**WHAT IS REQUIRED:** The lines to return are those below that contain the word "text".

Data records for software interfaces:
*** Begin section ***
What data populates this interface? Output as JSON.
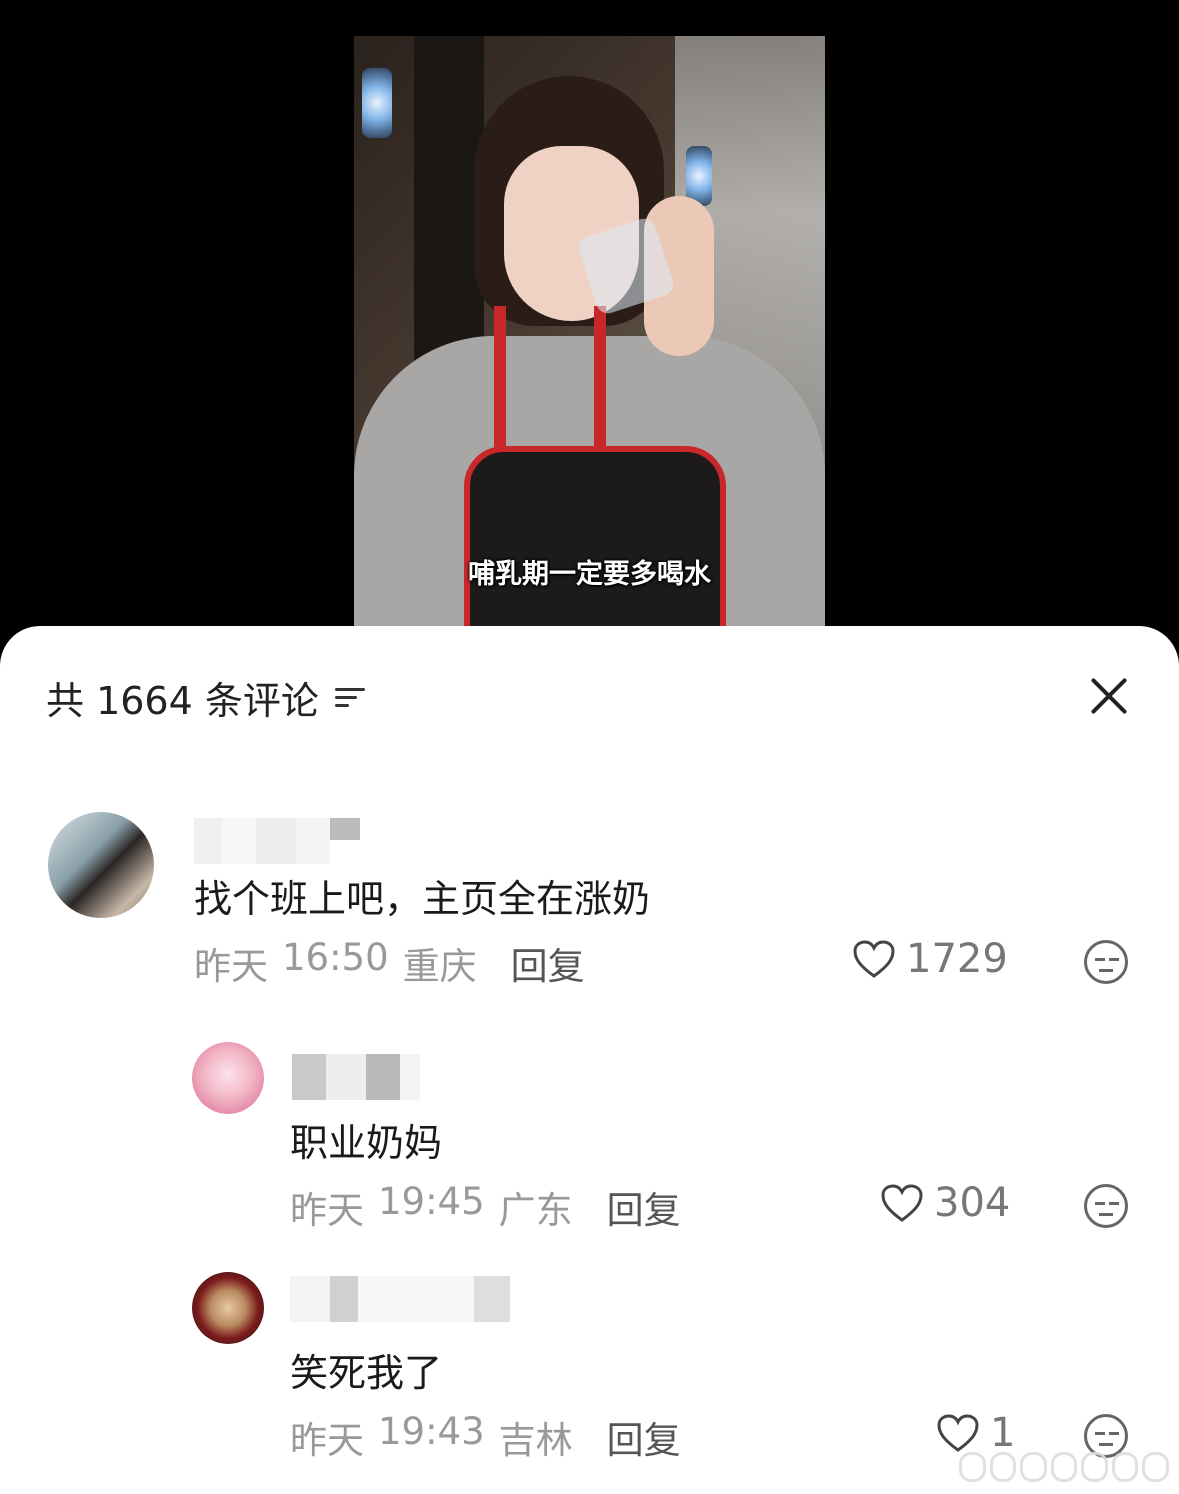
{
  "video": {
    "caption": "哺乳期一定要多喝水"
  },
  "header": {
    "title": "共 1664 条评论"
  },
  "comments": [
    {
      "text": "找个班上吧，主页全在涨奶",
      "date": "昨天",
      "time": "16:50",
      "location": "重庆",
      "reply_label": "回复",
      "likes": "1729"
    },
    {
      "text": "职业奶妈",
      "date": "昨天",
      "time": "19:45",
      "location": "广东",
      "reply_label": "回复",
      "likes": "304"
    },
    {
      "text": "笑死我了",
      "date": "昨天",
      "time": "19:43",
      "location": "吉林",
      "reply_label": "回复",
      "likes": "1"
    }
  ]
}
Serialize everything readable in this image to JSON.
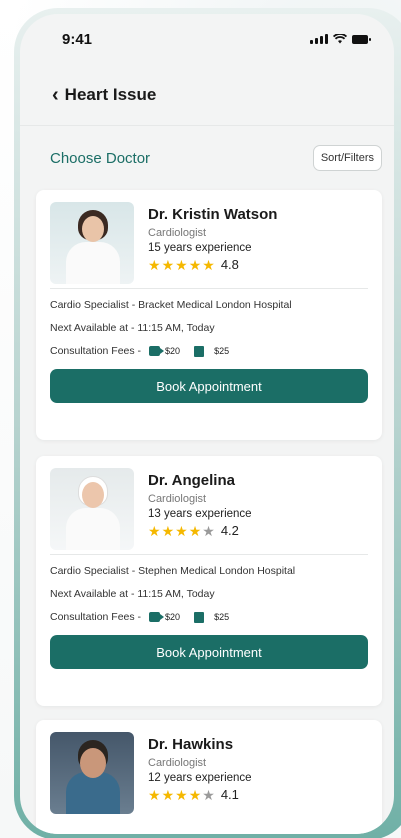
{
  "status": {
    "time": "9:41"
  },
  "header": {
    "title": "Heart Issue"
  },
  "section": {
    "title": "Choose Doctor",
    "sort_label": "Sort/Filters"
  },
  "doctors": [
    {
      "name": "Dr. Kristin Watson",
      "specialty": "Cardiologist",
      "experience": "15 years experience",
      "stars_filled": 5,
      "rating": "4.8",
      "hospital": "Cardio Specialist - Bracket Medical London Hospital",
      "availability": "Next Available at - 11:15 AM, Today",
      "fees_label": "Consultation Fees -",
      "video_fee": "$20",
      "clinic_fee": "$25",
      "button": "Book Appointment"
    },
    {
      "name": "Dr. Angelina",
      "specialty": "Cardiologist",
      "experience": "13 years experience",
      "stars_filled": 4,
      "rating": "4.2",
      "hospital": "Cardio Specialist - Stephen Medical London Hospital",
      "availability": "Next Available at - 11:15 AM, Today",
      "fees_label": "Consultation Fees -",
      "video_fee": "$20",
      "clinic_fee": "$25",
      "button": "Book Appointment"
    },
    {
      "name": "Dr. Hawkins",
      "specialty": "Cardiologist",
      "experience": "12 years experience",
      "stars_filled": 4,
      "rating": "4.1"
    }
  ],
  "colors": {
    "accent": "#1b6e66",
    "star": "#f5b800"
  }
}
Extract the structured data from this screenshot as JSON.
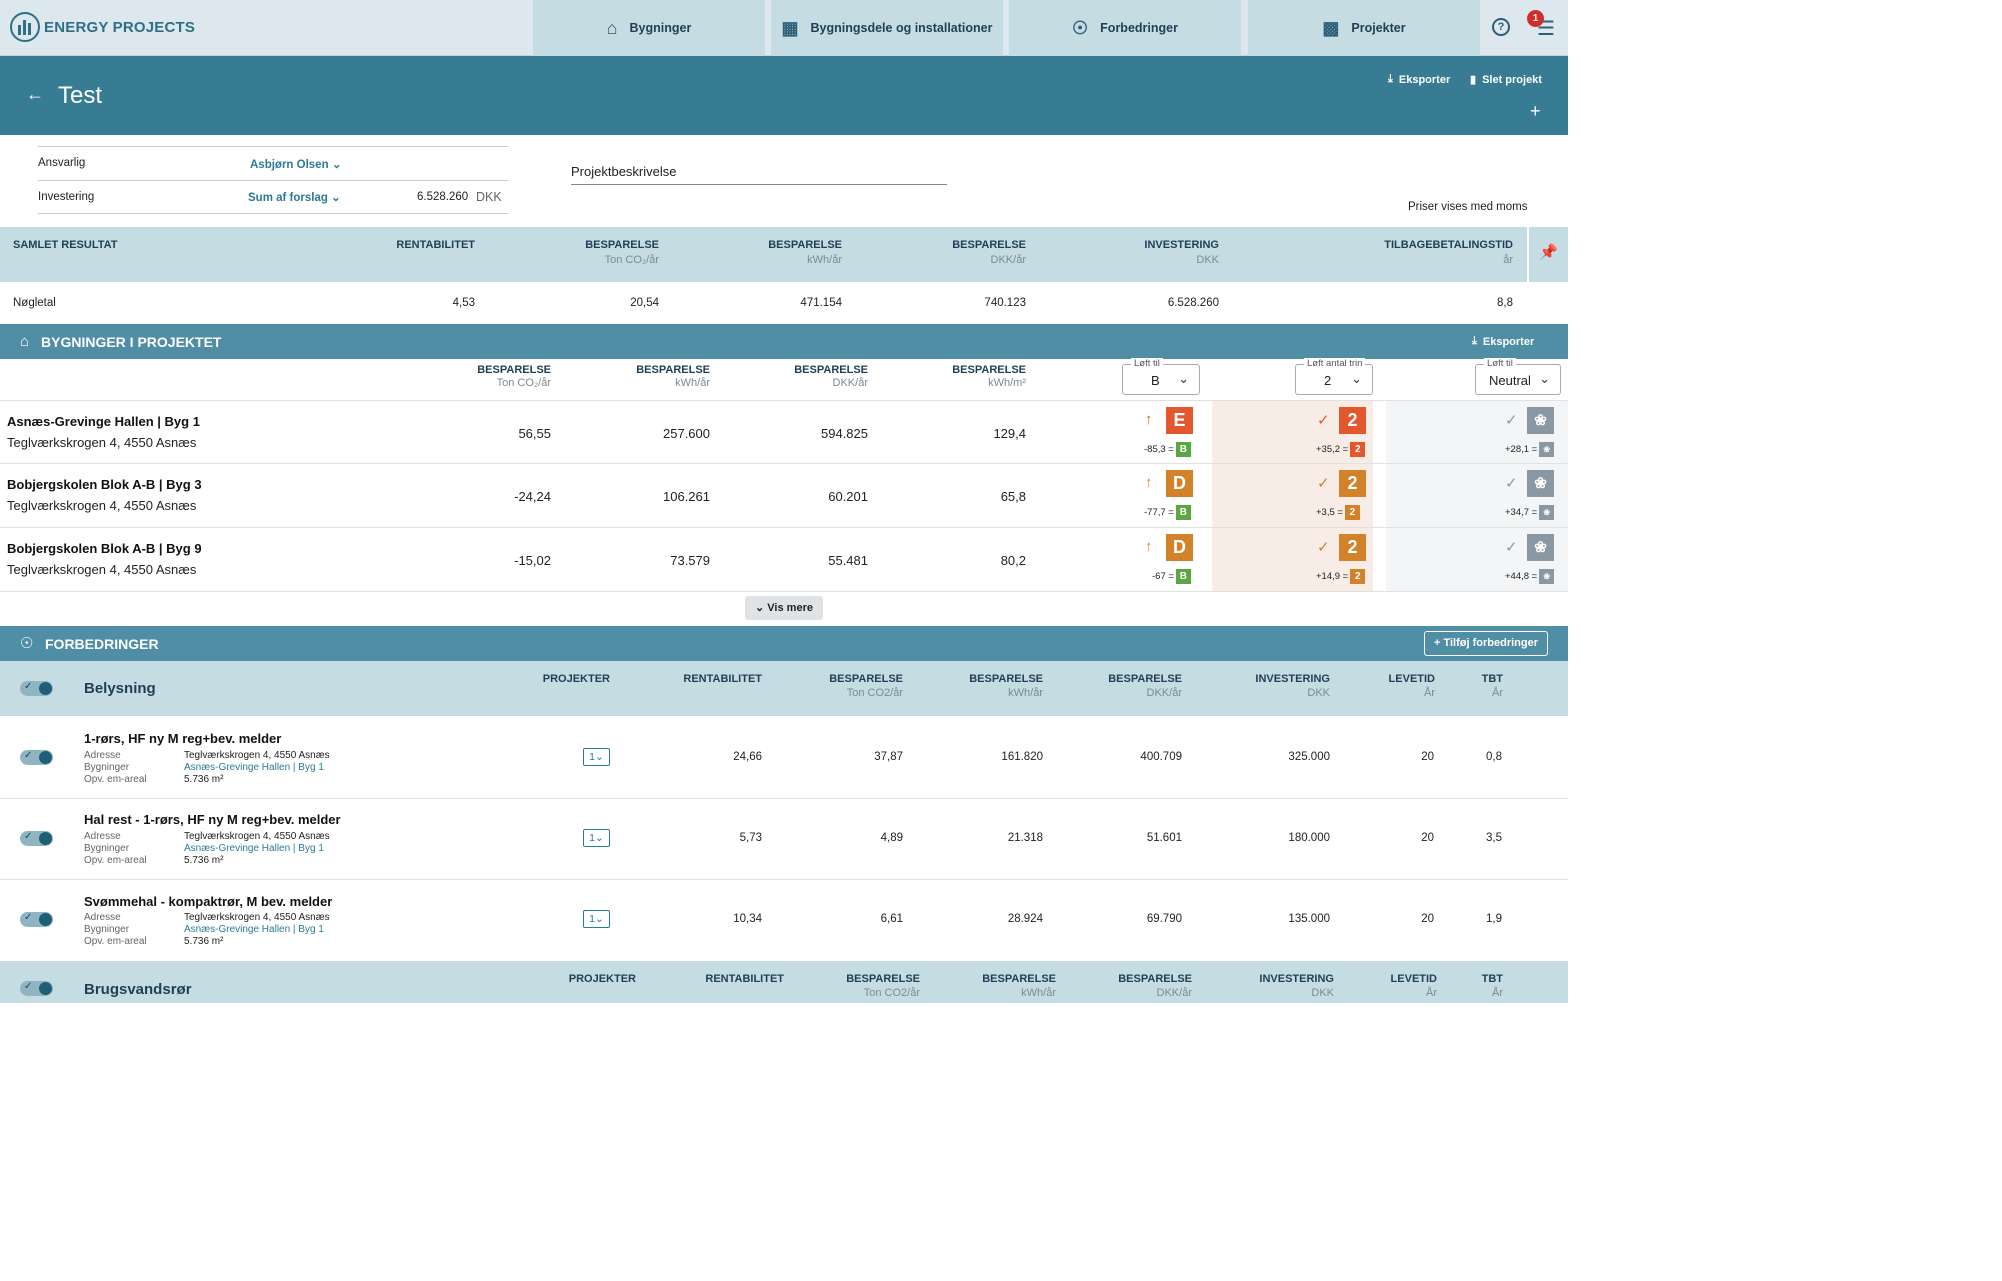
{
  "app": {
    "name": "ENERGY PROJECTS"
  },
  "nav": {
    "tabs": [
      {
        "label": "Bygninger",
        "icon": "home-icon"
      },
      {
        "label": "Bygningsdele og installationer",
        "icon": "bricks-icon"
      },
      {
        "label": "Forbedringer",
        "icon": "lightbulb-icon"
      },
      {
        "label": "Projekter",
        "icon": "blocks-icon"
      }
    ],
    "notification_count": "1"
  },
  "header": {
    "back": "←",
    "title": "Test",
    "export_label": "Eksporter",
    "delete_label": "Slet projekt",
    "add": "+"
  },
  "info": {
    "responsible_label": "Ansvarlig",
    "responsible_value": "Asbjørn Olsen",
    "investment_label": "Investering",
    "investment_mode": "Sum af forslag",
    "investment_amount": "6.528.260",
    "investment_unit": "DKK",
    "description_label": "Projektbeskrivelse",
    "price_note": "Priser vises med moms"
  },
  "summary": {
    "headers": [
      {
        "label": "SAMLET RESULTAT",
        "sub": ""
      },
      {
        "label": "RENTABILITET",
        "sub": ""
      },
      {
        "label": "BESPARELSE",
        "sub": "Ton CO₂/år"
      },
      {
        "label": "BESPARELSE",
        "sub": "kWh/år"
      },
      {
        "label": "BESPARELSE",
        "sub": "DKK/år"
      },
      {
        "label": "INVESTERING",
        "sub": "DKK"
      },
      {
        "label": "TILBAGEBETALINGSTID",
        "sub": "år"
      }
    ],
    "row_label": "Nøgletal",
    "values": [
      "4,53",
      "20,54",
      "471.154",
      "740.123",
      "6.528.260",
      "8,8"
    ]
  },
  "buildings": {
    "title": "BYGNINGER I PROJEKTET",
    "export_label": "Eksporter",
    "headers": [
      {
        "label": "BESPARELSE",
        "sub": "Ton CO₂/år"
      },
      {
        "label": "BESPARELSE",
        "sub": "kWh/år"
      },
      {
        "label": "BESPARELSE",
        "sub": "DKK/år"
      },
      {
        "label": "BESPARELSE",
        "sub": "kWh/m²"
      }
    ],
    "selects": [
      {
        "label": "Løft til",
        "value": "B"
      },
      {
        "label": "Løft antal trin",
        "value": "2"
      },
      {
        "label": "Løft til",
        "value": "Neutral"
      }
    ],
    "rows": [
      {
        "name": "Asnæs-Grevinge Hallen | Byg 1",
        "address": "Teglværkskrogen 4, 4550 Asnæs",
        "co2": "56,55",
        "kwh": "257.600",
        "dkk": "594.825",
        "kwhm2": "129,4",
        "label_cur": "E",
        "label_change": "-85,3 =",
        "label_target": "B",
        "steps": "2",
        "steps_change": "+35,2 =",
        "steps_target": "2",
        "neutral_change": "+28,1 ="
      },
      {
        "name": "Bobjergskolen Blok A-B | Byg 3",
        "address": "Teglværkskrogen 4, 4550 Asnæs",
        "co2": "-24,24",
        "kwh": "106.261",
        "dkk": "60.201",
        "kwhm2": "65,8",
        "label_cur": "D",
        "label_change": "-77,7 =",
        "label_target": "B",
        "steps": "2",
        "steps_change": "+3,5 =",
        "steps_target": "2",
        "neutral_change": "+34,7 ="
      },
      {
        "name": "Bobjergskolen Blok A-B | Byg 9",
        "address": "Teglværkskrogen 4, 4550 Asnæs",
        "co2": "-15,02",
        "kwh": "73.579",
        "dkk": "55.481",
        "kwhm2": "80,2",
        "label_cur": "D",
        "label_change": "-67 =",
        "label_target": "B",
        "steps": "2",
        "steps_change": "+14,9 =",
        "steps_target": "2",
        "neutral_change": "+44,8 ="
      }
    ],
    "show_more": "Vis mere"
  },
  "improvements": {
    "title": "FORBEDRINGER",
    "add_label": "Tilføj forbedringer",
    "headers": [
      {
        "label": "PROJEKTER",
        "sub": ""
      },
      {
        "label": "RENTABILITET",
        "sub": ""
      },
      {
        "label": "BESPARELSE",
        "sub": "Ton CO2/år"
      },
      {
        "label": "BESPARELSE",
        "sub": "kWh/år"
      },
      {
        "label": "BESPARELSE",
        "sub": "DKK/år"
      },
      {
        "label": "INVESTERING",
        "sub": "DKK"
      },
      {
        "label": "LEVETID",
        "sub": "År"
      },
      {
        "label": "TBT",
        "sub": "År"
      }
    ],
    "groups": [
      {
        "name": "Belysning",
        "items": [
          {
            "title": "1-rørs, HF ny M reg+bev. melder",
            "addr_label": "Adresse",
            "addr": "Teglværkskrogen 4, 4550 Asnæs",
            "bld_label": "Bygninger",
            "bld": "Asnæs-Grevinge Hallen | Byg 1",
            "area_label": "Opv. em-areal",
            "area": "5.736 m²",
            "proj": "1",
            "rent": "24,66",
            "co2": "37,87",
            "kwh": "161.820",
            "dkk": "400.709",
            "inv": "325.000",
            "life": "20",
            "tbt": "0,8"
          },
          {
            "title": "Hal rest - 1-rørs, HF ny M reg+bev. melder",
            "addr_label": "Adresse",
            "addr": "Teglværkskrogen 4, 4550 Asnæs",
            "bld_label": "Bygninger",
            "bld": "Asnæs-Grevinge Hallen | Byg 1",
            "area_label": "Opv. em-areal",
            "area": "5.736 m²",
            "proj": "1",
            "rent": "5,73",
            "co2": "4,89",
            "kwh": "21.318",
            "dkk": "51.601",
            "inv": "180.000",
            "life": "20",
            "tbt": "3,5"
          },
          {
            "title": "Svømmehal - kompaktrør, M bev. melder",
            "addr_label": "Adresse",
            "addr": "Teglværkskrogen 4, 4550 Asnæs",
            "bld_label": "Bygninger",
            "bld": "Asnæs-Grevinge Hallen | Byg 1",
            "area_label": "Opv. em-areal",
            "area": "5.736 m²",
            "proj": "1",
            "rent": "10,34",
            "co2": "6,61",
            "kwh": "28.924",
            "dkk": "69.790",
            "inv": "135.000",
            "life": "20",
            "tbt": "1,9"
          }
        ]
      },
      {
        "name": "Brugsvandsrør",
        "items": []
      }
    ]
  },
  "colors": {
    "accent": "#377c93",
    "label_e": "#e2572c",
    "label_d": "#d4822a",
    "label_b": "#5aa642",
    "neutral": "#8a98a3"
  }
}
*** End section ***
**ANSWER TO THIS TASK:**
      "text": "找个班上吧，主页全在涨奶",
      "text": "职业奶妈",
      "text": "笑死我了",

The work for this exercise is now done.